Despite its modern setting, Black Bat #1 succeeds in creating a noir-ish atmosphere where the character can flourish. The book’s opening pages establish a typical urban hellhole with smoky newsstands and street walkers, a city that looks like it was plucked from the fevered imaginations of a half drunk pulp writer. In this setting, readers experience the Black Bat’s violent world as he beats down a roving group of thugs. Artist Roman Cliquet’s layouts enhance the setting, drawing the reader’s eye to the showdown while providing the details of the fight in the splash page’s borders. The opening establishes the book’s violent tone while Buccellato provides the required exposition so readers can get caught up on who the Bat is.

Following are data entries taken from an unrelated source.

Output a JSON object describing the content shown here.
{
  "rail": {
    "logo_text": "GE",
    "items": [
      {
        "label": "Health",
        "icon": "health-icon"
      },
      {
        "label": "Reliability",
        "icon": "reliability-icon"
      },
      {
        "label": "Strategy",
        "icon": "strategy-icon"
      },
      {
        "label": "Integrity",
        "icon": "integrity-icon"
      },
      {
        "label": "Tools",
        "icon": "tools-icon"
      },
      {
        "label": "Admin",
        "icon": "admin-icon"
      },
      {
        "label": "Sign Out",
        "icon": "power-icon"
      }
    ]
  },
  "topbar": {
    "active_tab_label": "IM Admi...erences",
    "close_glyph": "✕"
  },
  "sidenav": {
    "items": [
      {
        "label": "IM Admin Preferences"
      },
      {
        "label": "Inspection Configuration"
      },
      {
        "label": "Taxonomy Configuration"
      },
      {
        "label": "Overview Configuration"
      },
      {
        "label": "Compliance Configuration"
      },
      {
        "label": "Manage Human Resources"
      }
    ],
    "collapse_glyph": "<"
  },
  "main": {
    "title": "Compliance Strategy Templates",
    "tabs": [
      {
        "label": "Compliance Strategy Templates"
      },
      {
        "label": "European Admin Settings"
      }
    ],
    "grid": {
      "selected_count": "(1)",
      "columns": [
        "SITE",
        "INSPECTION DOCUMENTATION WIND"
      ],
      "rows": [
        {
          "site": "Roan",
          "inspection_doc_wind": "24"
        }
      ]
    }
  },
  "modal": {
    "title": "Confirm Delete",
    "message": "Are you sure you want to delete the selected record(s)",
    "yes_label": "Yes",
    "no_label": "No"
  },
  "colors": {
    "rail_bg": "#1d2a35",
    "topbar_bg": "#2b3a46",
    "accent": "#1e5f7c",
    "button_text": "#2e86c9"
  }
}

Instead of a crusading prosecutor, Tony Quinn was a money hungry defense attorney who tried to get rich quick defending high-level crime bosses. This idea effectively differentiates Quinn from other, similar heroes, as every action that Quinn commits to as the Black Bat will be to make up for his past as a mob lawyer. As a defender, Quinn can be considered responsible for creating a landscape where criminals feel safe carving the eyes out of people. Now, as the Bat, Quinn can unmake what he helped create.
Buccellato doesn’t give readers the whole story. The writer covers Quinn’s shady past and hints at the blinding, which gets rid of the acid attack, perhaps because the idea has become so indelibly connected to Harvey Dent. Instead, it is hinted that Quinn had his eyes carved out, an act which adds another layer of brutality to this already bleak world. The ruthless tone really sets the book apart from the pack. Cliquet’s sepia tones make the book feel like a 30s noir film, and while it is clear that Quinn exists in today’s world, the story has a sort of timelessness to it.
Buccellato gets a great deal done in a debut issue that does not fall into the trap of decompression like so many first issues. Quinn’s father, a crusading prosecutor is introduced, as is Silk, a police informant who is in grave danger thanks to his connections with the Black Bat. A cadre of adversaries is introduced as the ones responsible for the Quinn’s blinding, as the Bat makes it his mission to bring these thugs to justice. Buccellato also effectively introduces the Bat’s dark vision powers, and gives readers a brief glimpse at Quinn’s disturbingly enhanced bat eyes. That’s a heck of a lot of story, and between Buccellato’s deft plotting and Cliquet’s gritty art the whole thing is an intriguing and worthy return of an almost forgotten character.